Hillside housing standards clear another hurdle
ASHLAND -- The City Council is one step away from tightening developmentstandards for hillside houses, but opponents hinted Wednesday that theyhave not spoken their last.
The council voted unanimously after a three-hour session to advance themuch-debated ordinance to final approval at its next meeting Dec. 2. Butthe council was divided on key provisions.
Some of the most important things that ever happened in Ashlandcame about because of controversies, Mayor Cathy Golden said.
If the council approves it, opponents could gather signatures to referit to voters or take it to the state Land Use Board of Appeals.
They are not the last opportunities; there is also an opportunityfor people to experience hardship under it and see how well they like it,said Wendie Kellington, a Portland lawyer and former assistant Jackson Countycounsel who represents the Rogue Valley Association of Realtors. LetAshland experience it. Maybe they will like it.

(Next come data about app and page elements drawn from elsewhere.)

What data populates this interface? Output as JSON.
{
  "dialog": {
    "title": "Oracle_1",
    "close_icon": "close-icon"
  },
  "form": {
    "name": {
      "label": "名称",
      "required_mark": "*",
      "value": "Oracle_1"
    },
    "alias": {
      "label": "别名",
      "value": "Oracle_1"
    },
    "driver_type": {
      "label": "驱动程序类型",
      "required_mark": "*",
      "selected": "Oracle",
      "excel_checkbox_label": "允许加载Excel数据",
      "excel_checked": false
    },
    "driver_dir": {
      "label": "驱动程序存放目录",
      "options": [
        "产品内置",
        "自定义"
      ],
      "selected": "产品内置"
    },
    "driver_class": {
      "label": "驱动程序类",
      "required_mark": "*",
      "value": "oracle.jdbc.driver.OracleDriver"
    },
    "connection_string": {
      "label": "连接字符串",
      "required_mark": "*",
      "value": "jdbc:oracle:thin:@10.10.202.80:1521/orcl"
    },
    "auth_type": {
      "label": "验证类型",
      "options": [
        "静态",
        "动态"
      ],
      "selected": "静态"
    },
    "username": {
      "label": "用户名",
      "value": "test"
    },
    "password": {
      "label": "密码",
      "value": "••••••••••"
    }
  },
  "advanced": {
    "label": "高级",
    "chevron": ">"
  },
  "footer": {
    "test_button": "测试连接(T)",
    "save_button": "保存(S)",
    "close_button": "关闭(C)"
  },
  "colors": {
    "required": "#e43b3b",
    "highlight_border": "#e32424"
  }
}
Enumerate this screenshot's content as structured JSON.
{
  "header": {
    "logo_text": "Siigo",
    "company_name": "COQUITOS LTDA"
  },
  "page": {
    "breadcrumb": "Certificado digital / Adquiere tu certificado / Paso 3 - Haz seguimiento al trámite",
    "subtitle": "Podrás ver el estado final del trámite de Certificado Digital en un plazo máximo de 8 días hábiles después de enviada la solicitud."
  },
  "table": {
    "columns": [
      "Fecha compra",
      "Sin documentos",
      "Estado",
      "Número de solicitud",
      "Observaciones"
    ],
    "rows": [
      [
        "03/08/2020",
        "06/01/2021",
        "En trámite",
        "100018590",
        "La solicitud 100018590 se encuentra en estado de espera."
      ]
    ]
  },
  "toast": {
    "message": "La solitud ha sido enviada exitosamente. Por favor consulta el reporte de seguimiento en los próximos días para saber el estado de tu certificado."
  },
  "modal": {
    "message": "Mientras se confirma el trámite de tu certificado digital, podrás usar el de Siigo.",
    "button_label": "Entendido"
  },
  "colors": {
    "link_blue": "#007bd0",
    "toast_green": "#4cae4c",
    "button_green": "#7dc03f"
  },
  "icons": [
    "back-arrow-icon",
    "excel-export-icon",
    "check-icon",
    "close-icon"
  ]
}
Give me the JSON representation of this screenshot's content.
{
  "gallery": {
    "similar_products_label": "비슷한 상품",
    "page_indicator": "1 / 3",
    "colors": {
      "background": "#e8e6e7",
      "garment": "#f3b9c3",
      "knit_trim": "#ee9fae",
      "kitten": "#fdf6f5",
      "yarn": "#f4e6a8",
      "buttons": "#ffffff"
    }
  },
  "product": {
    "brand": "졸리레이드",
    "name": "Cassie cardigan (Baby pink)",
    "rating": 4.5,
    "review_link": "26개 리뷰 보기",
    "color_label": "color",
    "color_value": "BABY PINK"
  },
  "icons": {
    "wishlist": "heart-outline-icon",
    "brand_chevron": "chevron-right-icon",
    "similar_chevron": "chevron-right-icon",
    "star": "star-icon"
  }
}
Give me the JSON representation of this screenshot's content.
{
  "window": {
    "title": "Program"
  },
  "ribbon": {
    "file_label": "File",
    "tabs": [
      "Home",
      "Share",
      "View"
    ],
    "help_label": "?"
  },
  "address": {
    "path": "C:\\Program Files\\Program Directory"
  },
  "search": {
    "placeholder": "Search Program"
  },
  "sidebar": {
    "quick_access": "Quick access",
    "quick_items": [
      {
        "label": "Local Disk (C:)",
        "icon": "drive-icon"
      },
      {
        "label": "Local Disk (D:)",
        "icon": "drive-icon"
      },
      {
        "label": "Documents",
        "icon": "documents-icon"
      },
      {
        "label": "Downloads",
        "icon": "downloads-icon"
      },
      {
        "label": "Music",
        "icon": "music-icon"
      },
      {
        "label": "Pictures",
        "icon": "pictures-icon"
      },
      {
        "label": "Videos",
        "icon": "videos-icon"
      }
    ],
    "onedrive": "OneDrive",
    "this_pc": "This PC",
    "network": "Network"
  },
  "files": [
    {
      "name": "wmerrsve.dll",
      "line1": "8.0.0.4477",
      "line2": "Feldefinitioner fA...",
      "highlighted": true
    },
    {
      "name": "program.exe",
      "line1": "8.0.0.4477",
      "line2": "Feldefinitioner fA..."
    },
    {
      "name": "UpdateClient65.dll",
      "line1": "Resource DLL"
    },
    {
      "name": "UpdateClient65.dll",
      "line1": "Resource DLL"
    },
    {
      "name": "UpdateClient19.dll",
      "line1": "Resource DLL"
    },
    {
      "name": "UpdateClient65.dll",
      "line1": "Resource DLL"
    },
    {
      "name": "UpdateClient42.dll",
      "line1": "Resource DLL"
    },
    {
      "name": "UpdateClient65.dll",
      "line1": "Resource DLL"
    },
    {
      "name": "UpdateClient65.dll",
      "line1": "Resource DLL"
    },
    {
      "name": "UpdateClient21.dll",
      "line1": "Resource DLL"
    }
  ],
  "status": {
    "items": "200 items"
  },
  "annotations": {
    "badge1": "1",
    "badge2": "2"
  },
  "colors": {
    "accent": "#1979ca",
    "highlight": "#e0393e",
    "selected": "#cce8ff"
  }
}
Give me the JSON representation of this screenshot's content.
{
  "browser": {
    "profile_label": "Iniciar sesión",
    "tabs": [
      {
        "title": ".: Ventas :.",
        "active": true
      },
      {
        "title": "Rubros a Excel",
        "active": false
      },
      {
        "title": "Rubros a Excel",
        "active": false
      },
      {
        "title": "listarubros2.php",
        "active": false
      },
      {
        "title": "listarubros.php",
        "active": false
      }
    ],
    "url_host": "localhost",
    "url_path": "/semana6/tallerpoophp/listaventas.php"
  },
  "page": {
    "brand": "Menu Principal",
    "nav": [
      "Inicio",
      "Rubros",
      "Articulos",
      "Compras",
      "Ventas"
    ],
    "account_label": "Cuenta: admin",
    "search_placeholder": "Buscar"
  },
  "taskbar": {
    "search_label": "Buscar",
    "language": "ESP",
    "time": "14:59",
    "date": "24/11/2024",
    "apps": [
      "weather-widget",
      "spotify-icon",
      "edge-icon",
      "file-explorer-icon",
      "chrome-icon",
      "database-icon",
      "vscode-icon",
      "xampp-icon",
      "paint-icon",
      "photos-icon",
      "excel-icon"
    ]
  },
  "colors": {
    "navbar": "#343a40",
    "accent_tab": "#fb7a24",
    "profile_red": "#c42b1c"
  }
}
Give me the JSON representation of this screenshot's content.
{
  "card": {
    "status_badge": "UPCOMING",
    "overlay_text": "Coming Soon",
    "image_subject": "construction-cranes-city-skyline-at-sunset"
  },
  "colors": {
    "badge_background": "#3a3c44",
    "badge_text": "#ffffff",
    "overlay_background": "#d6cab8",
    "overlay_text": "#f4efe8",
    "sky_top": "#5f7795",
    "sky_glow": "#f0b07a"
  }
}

Wednesday's continuation of a public hearing was dominated by opponents,including letters from the Oregon Building Industry Association and theproperty-rights group Oregonians in Action.
In a preview of a potential legal challenge, Kellington argued that theordinance would reduce the city's amount of buildable land for housing.City officials replied that the drop in potential hillside houses wouldbe small, from 415 to 382, and there are potential sites citywide for 1,674more homes.
Kellington and other opponents said there was no justification for reducingthe maximum buildable slope from 40 to 35 percent or for the proposed standardsfor building location and design.
John McLaughlin, the city's director of community development, likenedthe change in the buildable slope to a speed limit. You can drive90 mph, but we set 65 mph as a limit because we know it's safer, hesaid.
Bob Gantenbein, a Portland engineer also representing the Realtors, saidproper engineering can overcome potential problems.
It's my experience that the Ashland building department is fullof people who know what to do to address this issue, said Gantenbein,who once worked in Southern Oregon. I think the tools are alreadyin our hands.
Councilman Steve Hauck's motion to keep the more restrictive 35-percentlimit on buildable slopes passed, 4-2. Council members Alan DeBoer and SusanReid dissented.
The council voted unanimously to increase the proposed maximum hillsidebuilding height from 30 to 35 feet. But on a tie vote, it defeated a proposedchange in how that height would be measured. DeBoer, Reid and Don Laws favoredthe change; Hauck, Ken Hagen and Carole Wheeldon opposed it.
Under the ordinance as written, the height is measured from the naturalgrade to the uppermost point of the roof edge or other feature perpendicularto that grade. The change would have allowed measurement to the midpointbetween the eave and peak of the roof.
On another tie vote, the council declined to drop a section that affectscolors of new hillside houses. DeBoer, Laws and Reid favored the deletion.But the vote added language to clarify that it is optional for homeownersto consult with the city about colors of new houses.
It is recommended that color selection for new structures shouldbe coordinated with the predominant colors of the surrounding landscapeto minimize contrast between the structure and the natural environment,the section says.
Golden can vote to break ties. But on several of Wednesday's votes, shecited a potential conflict of interest because she owns hillside propertythat would be affected. Her abstentions had the effect of defeating themotions.
The advisory language also applies to roof forms, roof lines, gablesand overhanging decks. Less controversial sections tighten standards fordrainage, erosion and vegetation control.
Laws said later that what bothered him most was the uncivil tone of thedebate, particularly at Tuesday's council hearing with 25 supporters andopponents.
There are some `no-growthers' and `selfish developers' in thiscommunity, Laws said. But 90 percent of the people participatingin this debate are somewhere in the middle. We are forcing them to go toextremes -- and I think that is wrong.